KARACHI: The law enforcers in the city have stepped up their game to arrest criminals in the city, as also acknowledged by the judges of the Supreme Court in the Karachi law and order suo motu case.
The plan to increase the number of special anti-terrorism courts for speedy disposal of cases, however, is still in a limbo.
The Supreme Court has repeatedly observed that the number of the courts needed to be increased to restore peace in the city.
According to records, there are 36,000 absconders and proclaimed offenders in Karachi alone, while more than 5,566 cases registered under the arms and explosives act are pending trial before the courts, including the ATCs.
Chaired by Prime Minister Nawaz Sharif, the federal cabinet in consultation with the provincial government, had decided on September 4 to take various steps, including increasing the number of ATCs.
The government was quick to announce the establishment of five new ATCs but has been unable to follow through. “Early last month, the home department requested the chief justice of the Sindh High Court to nominate district and sessions judges as presiding officers of the five new anti-terrorism courts,” an official said.
“Currently, there are five presiding officers appointed to the already functioning five anti-terrorism courts, while another 15 additional district and sessions judges have been granted special powers under the Anti-Terrorism Act 1997 to hear and decide the cases involving offences that fall within the ambit of this law,” a judicial source said.
The SHC chief justice had conferred special powers in compliance with the Supreme Court’s directives in March to ensure the quick disposal of cases. “The SHC extends these powers from time to time,” said an official in the SHC’s registrar office.
Judicial sources have cited the shortage of judges as one of the main hurdles in the establishment of the ATCs, saying that the high court was considering promoting judicial officers to meet this shortfall.
That, however, is not the only problem as sources also stated that the provincial government lacks will to establish new ATCs.
The judicial sources claimed that while the government through the home department had sought nominations of the judicial officers for appointment to the courts, they have yet to be finalised.
“The government has not provided any space for setting up the proposed courts, which is the main hurdle for the project to materialise,” an official said.
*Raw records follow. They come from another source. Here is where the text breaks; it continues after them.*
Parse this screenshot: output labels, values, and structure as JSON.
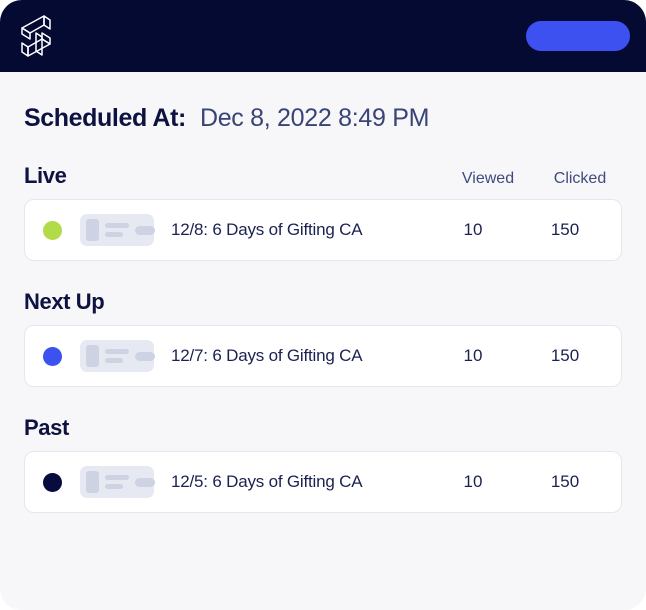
{
  "header": {
    "logo_icon": "lightning-bolt-logo-icon",
    "background_color": "#050a33",
    "action_button": {
      "label": "",
      "color": "#3c51f0"
    }
  },
  "scheduled": {
    "label": "Scheduled At:",
    "value": "Dec 8, 2022 8:49 PM"
  },
  "columns": {
    "viewed": "Viewed",
    "clicked": "Clicked"
  },
  "sections": [
    {
      "title": "Live",
      "show_columns": true,
      "rows": [
        {
          "status_color": "#b2db4a",
          "status_name": "live",
          "title": "12/8: 6 Days of Gifting CA",
          "viewed": "10",
          "clicked": "150"
        }
      ]
    },
    {
      "title": "Next Up",
      "show_columns": false,
      "rows": [
        {
          "status_color": "#3c51f0",
          "status_name": "next-up",
          "title": "12/7: 6 Days of Gifting CA",
          "viewed": "10",
          "clicked": "150"
        }
      ]
    },
    {
      "title": "Past",
      "show_columns": false,
      "rows": [
        {
          "status_color": "#080b3d",
          "status_name": "past",
          "title": "12/5: 6 Days of Gifting CA",
          "viewed": "10",
          "clicked": "150"
        }
      ]
    }
  ]
}
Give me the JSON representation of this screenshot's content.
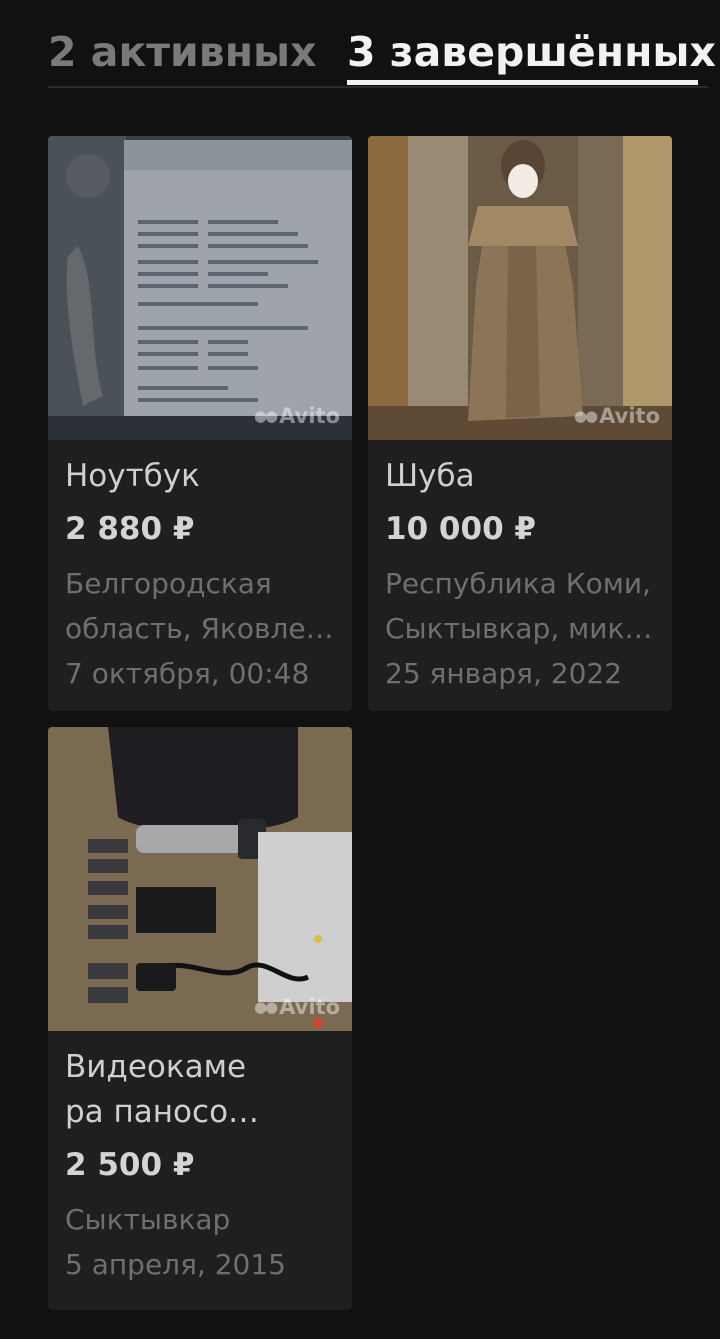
{
  "tabs": {
    "active_label": "2 активных",
    "completed_label": "3 завершённых"
  },
  "watermark": "Avito",
  "listings": [
    {
      "title_line1": "Ноутбук",
      "title_line2": "",
      "price": "2 880 ₽",
      "location_line1": "Белгородская",
      "location_line2": "область, Яковле…",
      "date": "7 октября, 00:48"
    },
    {
      "title_line1": "Шуба",
      "title_line2": "",
      "price": "10 000 ₽",
      "location_line1": "Республика Коми,",
      "location_line2": "Сыктывкар, мик…",
      "date": "25 января, 2022"
    },
    {
      "title_line1": "Видеокаме",
      "title_line2": "ра паносо…",
      "price": "2 500 ₽",
      "location_line1": "Сыктывкар",
      "location_line2": "",
      "date": "5 апреля, 2015"
    }
  ]
}
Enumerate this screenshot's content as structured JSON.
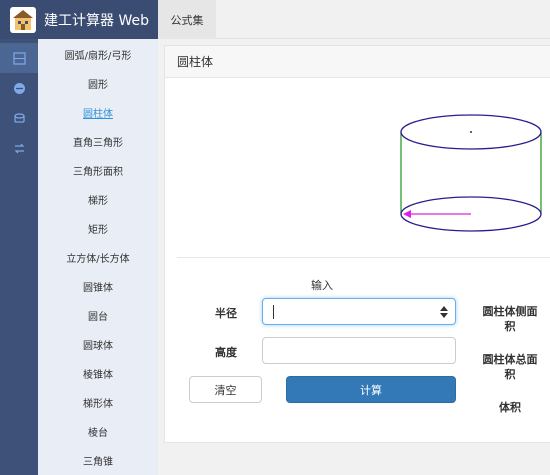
{
  "app": {
    "title": "建工计算器 Web",
    "logo_icon": "house-logo-icon"
  },
  "topbar": {
    "tab_label": "公式集"
  },
  "rail": {
    "items": [
      {
        "icon": "formula-icon",
        "active": true
      },
      {
        "icon": "unit-convert-icon",
        "active": false
      },
      {
        "icon": "material-icon",
        "active": false
      },
      {
        "icon": "exchange-icon",
        "active": false
      }
    ]
  },
  "submenu": {
    "items": [
      {
        "label": "圆弧/扇形/弓形",
        "active": false
      },
      {
        "label": "圆形",
        "active": false
      },
      {
        "label": "圆柱体",
        "active": true
      },
      {
        "label": "直角三角形",
        "active": false
      },
      {
        "label": "三角形面积",
        "active": false
      },
      {
        "label": "梯形",
        "active": false
      },
      {
        "label": "矩形",
        "active": false
      },
      {
        "label": "立方体/长方体",
        "active": false
      },
      {
        "label": "圆锥体",
        "active": false
      },
      {
        "label": "圆台",
        "active": false
      },
      {
        "label": "圆球体",
        "active": false
      },
      {
        "label": "棱锥体",
        "active": false
      },
      {
        "label": "梯形体",
        "active": false
      },
      {
        "label": "棱台",
        "active": false
      },
      {
        "label": "三角锥",
        "active": false
      }
    ]
  },
  "panel": {
    "title": "圆柱体",
    "form_caption": "输入",
    "radius_label": "半径",
    "radius_value": "",
    "height_label": "高度",
    "height_value": "",
    "clear_label": "清空",
    "calc_label": "计算",
    "results": [
      "圆柱体侧面积",
      "圆柱体总面积",
      "体积"
    ]
  },
  "colors": {
    "header_bg": "#3a4c72",
    "rail_bg": "#3e5178",
    "submenu_bg": "#e9edf6",
    "active_link": "#2f93d8",
    "primary_button": "#3379b7",
    "cylinder_ellipse": "#2b1b8f",
    "cylinder_side": "#2e9b2e",
    "radius_arrow": "#e020e0"
  }
}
No specific building or other facilities have been arranged by the government, the sources said.
Judicial officials believed that after the establishment of the five new ATCs, the burden on the already functioning courts would lessen.